The protester also complains that its proposal should not have been downgraded for a lack of FDA experience. HHS downgraded Panacea’s proposal because the firm had failed to demonstrate experience with, or for that matter good understanding of, the FDA and that agency’s regulatory process. In this regard, the RFP informed offerors that contractors would be required to satisfy FDA requirements for “potential use of the vaccine in a [post-exposure prophylaxis] plus antibiotic scenario in a declared emergency under an EUA” and to otherwise obtain licensing in accordance with FDA regulations, and offerors were informed that the experience of their personnel to perform the contract would be evaluated. The agency states that it did not credit Panacea for the FDA experience of its subcontractors because Panacea’s proposal identified Panacea, and not the subcontractors, as being responsible for dealing with the FDA. GAO has no basis to object to this determination, given that Panacea’s proposal did not identify any subcontractors to be members of its “regulatory team,” which Panacea stated would deal with the FDA and be responsible for regulatory submissions.
Panacea also disagrees with the TEP’s finding that Panacea had not demonstrated “an understanding of the relationship of the animal models, human clinical data and correlates of protection.” HHS responds that, while Panacea provided some information in its proposal regarding historical and proposed non-clinical studies and for proposed clinical studies, the firm did not explain its studies in a way that showed how the studies would “contribute to the body of knowledge required to conclusively demonstrate a correlate of protection and efficacy of the product.” HHS also states that Panacea’s descriptions of its non-clinical studies and clinical studies did not show that it incorporated suggestions and recommendations of the FDA. Panacea does not show that the agency’s evaluation in this regard was unreasonable. Rather, in its comments, Panacea merely objects to two statements in the agency’s legal memorandum with respect to whether Panacea provided “passive transfer studies” in its proposal and whether Panacea’s proposal provided for studies of the vaccine at various dosages. Neither of these two concerns, however, shows that the agency’s overall criticism that Panacea had failed to demonstrate an understanding of the relationship of the animal models, human clinical data, and correlates of protection was unreasonable.
Finally, in its comments on the agency’s report, Panacea raises numerous new challenges to the agency’s evaluation.
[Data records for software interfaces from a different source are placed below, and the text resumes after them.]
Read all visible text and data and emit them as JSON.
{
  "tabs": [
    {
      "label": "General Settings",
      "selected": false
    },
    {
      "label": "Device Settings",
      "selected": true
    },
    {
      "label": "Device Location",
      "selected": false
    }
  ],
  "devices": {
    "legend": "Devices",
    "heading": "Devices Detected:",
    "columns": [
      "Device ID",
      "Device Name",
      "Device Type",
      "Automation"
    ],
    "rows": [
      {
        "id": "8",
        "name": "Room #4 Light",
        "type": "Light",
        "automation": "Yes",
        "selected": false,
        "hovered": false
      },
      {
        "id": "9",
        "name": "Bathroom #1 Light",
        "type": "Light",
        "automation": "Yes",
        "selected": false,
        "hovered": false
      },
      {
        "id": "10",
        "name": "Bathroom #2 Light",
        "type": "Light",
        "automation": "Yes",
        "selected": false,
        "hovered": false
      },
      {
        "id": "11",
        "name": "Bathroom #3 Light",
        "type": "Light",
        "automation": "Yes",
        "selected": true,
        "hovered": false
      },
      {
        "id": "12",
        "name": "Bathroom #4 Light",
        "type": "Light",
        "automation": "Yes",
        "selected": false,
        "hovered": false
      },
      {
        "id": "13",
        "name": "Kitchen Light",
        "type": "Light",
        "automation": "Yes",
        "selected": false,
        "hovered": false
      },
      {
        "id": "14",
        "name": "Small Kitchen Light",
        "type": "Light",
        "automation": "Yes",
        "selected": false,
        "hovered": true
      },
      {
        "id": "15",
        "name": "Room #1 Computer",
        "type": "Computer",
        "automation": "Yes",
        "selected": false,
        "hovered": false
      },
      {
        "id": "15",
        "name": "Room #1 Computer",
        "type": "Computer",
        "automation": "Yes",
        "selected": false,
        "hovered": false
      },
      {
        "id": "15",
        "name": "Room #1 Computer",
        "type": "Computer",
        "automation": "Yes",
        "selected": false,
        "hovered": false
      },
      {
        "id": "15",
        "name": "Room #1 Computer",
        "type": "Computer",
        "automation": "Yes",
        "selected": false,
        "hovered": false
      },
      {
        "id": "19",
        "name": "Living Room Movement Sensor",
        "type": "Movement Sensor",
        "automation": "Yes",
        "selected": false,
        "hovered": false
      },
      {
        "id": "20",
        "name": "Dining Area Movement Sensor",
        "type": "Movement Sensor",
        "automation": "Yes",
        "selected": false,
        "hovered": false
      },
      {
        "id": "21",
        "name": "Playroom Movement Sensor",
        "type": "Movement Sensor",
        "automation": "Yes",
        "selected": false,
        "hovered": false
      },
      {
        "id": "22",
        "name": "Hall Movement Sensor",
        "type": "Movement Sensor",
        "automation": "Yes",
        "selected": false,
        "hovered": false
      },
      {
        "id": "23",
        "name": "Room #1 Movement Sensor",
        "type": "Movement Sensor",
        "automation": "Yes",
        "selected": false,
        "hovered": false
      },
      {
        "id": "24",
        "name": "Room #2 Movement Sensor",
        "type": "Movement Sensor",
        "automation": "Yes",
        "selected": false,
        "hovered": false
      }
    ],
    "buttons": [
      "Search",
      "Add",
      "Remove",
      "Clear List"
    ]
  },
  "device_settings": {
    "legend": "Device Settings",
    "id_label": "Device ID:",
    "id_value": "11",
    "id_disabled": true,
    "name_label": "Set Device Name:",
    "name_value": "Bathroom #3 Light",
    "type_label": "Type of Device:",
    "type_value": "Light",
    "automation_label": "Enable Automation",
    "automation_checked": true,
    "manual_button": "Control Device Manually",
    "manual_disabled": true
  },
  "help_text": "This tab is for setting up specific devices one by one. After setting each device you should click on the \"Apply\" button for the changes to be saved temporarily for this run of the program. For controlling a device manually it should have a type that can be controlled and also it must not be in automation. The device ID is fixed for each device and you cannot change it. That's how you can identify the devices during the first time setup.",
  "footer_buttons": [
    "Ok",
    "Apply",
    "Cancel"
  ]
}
Specifically, Panacea objects to HHS’s “mechanical reliance on point scores,” that standards were allegedly not established for assigning point scores, and that the assigned point scores were not adequately supported by the TEP’s narrative discussion. GAO finds that these supplemental grounds of protest were not timely filed. The protest is denied.